- **DESCRIPTION OF THE TASK**:
Your reply should reproduce each entry exactly and contain no pictures.

(Data about app and page elements)
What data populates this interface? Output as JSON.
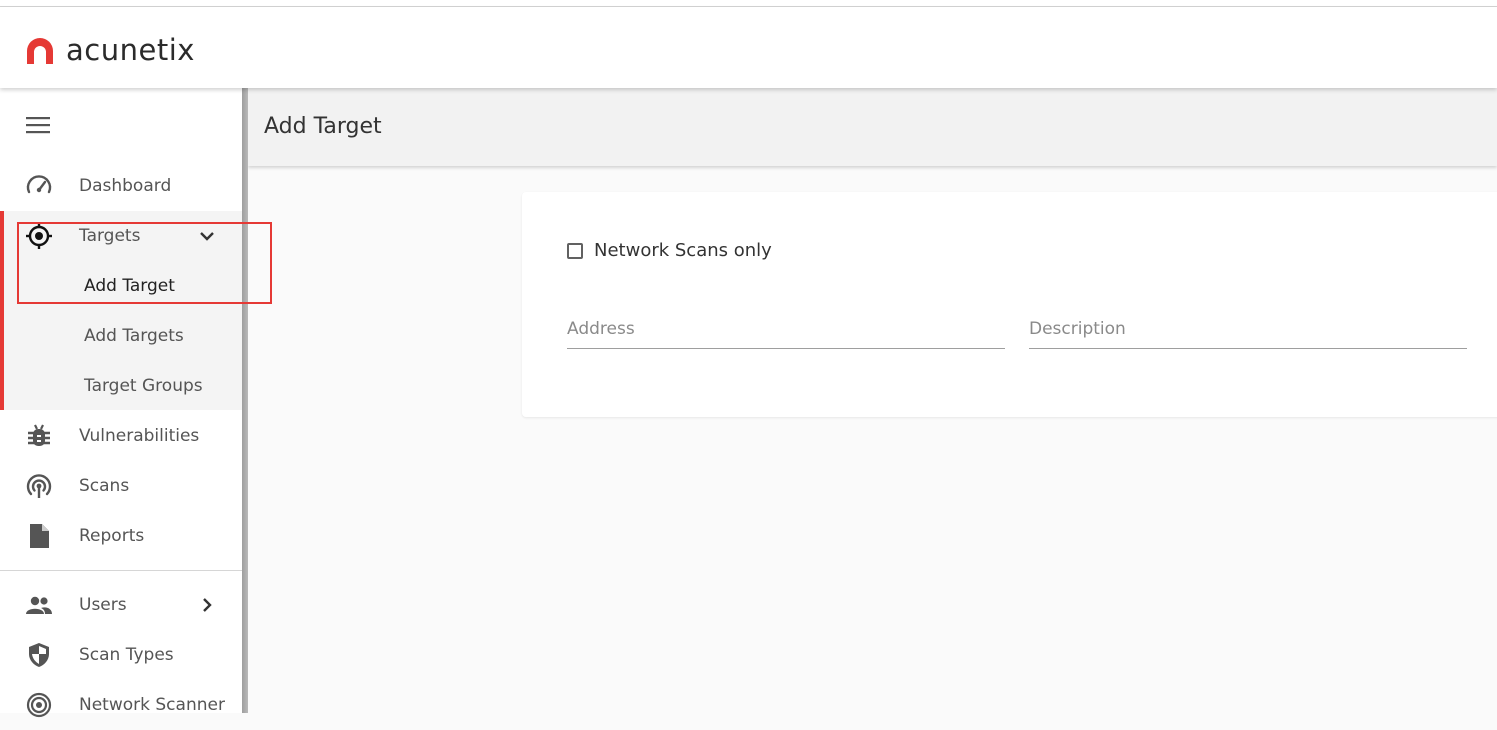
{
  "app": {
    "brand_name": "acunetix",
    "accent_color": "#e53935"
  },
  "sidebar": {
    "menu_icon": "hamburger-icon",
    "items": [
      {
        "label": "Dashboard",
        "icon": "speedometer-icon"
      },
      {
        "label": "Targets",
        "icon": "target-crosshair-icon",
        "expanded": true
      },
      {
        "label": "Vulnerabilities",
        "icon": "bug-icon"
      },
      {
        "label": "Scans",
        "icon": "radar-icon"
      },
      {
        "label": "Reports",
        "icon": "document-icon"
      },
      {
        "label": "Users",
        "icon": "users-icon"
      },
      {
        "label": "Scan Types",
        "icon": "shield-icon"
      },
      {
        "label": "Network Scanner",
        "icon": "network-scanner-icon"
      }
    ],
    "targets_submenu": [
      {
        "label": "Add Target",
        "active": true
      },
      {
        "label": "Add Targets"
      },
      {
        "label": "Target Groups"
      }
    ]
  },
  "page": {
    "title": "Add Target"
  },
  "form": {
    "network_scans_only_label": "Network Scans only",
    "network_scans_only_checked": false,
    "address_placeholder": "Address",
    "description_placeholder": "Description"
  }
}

- **TASK SOLUTION**:
What data populates this interface? Output as JSON.
{
  "app": {
    "brand_name": "acunetix",
    "accent_color": "#e53935"
  },
  "sidebar": {
    "menu_icon": "hamburger-icon",
    "items": [
      {
        "label": "Dashboard",
        "icon": "speedometer-icon"
      },
      {
        "label": "Targets",
        "icon": "target-crosshair-icon",
        "expanded": true
      },
      {
        "label": "Vulnerabilities",
        "icon": "bug-icon"
      },
      {
        "label": "Scans",
        "icon": "radar-icon"
      },
      {
        "label": "Reports",
        "icon": "document-icon"
      },
      {
        "label": "Users",
        "icon": "users-icon"
      },
      {
        "label": "Scan Types",
        "icon": "shield-icon"
      },
      {
        "label": "Network Scanner",
        "icon": "network-scanner-icon"
      }
    ],
    "targets_submenu": [
      {
        "label": "Add Target",
        "active": true
      },
      {
        "label": "Add Targets"
      },
      {
        "label": "Target Groups"
      }
    ]
  },
  "page": {
    "title": "Add Target"
  },
  "form": {
    "network_scans_only_label": "Network Scans only",
    "network_scans_only_checked": false,
    "address_placeholder": "Address",
    "description_placeholder": "Description"
  }
}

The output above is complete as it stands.